EXERCISE AIM ▸
Provide the number of lines in the records that hold the string "description", without any other words.

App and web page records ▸
= Beginning of Section =
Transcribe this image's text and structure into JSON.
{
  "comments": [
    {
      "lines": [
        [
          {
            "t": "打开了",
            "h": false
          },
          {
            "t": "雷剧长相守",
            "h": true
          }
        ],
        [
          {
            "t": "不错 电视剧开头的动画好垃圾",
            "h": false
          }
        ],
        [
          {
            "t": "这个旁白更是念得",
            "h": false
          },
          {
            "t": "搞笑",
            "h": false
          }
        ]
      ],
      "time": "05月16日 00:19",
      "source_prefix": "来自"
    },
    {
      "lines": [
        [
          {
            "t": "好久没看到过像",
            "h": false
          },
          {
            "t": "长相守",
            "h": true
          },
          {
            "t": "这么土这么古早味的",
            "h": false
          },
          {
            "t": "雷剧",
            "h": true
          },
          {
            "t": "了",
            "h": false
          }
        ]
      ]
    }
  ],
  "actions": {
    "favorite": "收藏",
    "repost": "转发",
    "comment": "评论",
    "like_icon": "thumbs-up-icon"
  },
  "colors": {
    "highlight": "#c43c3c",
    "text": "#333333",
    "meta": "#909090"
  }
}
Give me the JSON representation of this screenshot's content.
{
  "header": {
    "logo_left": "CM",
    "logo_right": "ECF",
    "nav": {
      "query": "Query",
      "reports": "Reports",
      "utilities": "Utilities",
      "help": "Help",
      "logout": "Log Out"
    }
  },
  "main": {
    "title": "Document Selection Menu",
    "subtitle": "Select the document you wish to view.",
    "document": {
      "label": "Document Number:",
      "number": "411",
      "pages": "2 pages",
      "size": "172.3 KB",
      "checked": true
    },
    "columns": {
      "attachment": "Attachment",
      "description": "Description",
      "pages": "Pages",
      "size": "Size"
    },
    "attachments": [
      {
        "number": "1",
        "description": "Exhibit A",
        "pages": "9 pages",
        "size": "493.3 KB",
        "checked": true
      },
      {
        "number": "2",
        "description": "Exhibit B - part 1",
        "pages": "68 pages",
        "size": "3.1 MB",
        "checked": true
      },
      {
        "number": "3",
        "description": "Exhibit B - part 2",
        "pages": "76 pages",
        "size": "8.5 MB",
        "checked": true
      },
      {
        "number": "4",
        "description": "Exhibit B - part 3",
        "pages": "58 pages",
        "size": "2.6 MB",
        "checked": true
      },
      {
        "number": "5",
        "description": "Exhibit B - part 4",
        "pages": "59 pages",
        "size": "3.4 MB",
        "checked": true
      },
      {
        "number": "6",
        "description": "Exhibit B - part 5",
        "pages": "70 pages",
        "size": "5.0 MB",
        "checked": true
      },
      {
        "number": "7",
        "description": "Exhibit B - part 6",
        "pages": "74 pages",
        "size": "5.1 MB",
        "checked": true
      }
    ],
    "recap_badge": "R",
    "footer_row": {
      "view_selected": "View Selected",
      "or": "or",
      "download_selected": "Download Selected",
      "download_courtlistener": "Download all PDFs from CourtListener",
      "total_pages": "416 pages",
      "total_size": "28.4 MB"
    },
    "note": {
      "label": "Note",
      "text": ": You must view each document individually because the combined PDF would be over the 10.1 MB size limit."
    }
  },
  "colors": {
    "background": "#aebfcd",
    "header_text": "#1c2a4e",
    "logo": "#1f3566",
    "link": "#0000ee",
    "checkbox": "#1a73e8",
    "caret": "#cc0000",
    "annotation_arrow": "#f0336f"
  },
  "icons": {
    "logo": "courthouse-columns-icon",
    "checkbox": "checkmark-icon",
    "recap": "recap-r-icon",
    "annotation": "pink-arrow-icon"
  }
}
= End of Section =
WRITTEN SOLUTION ▸
8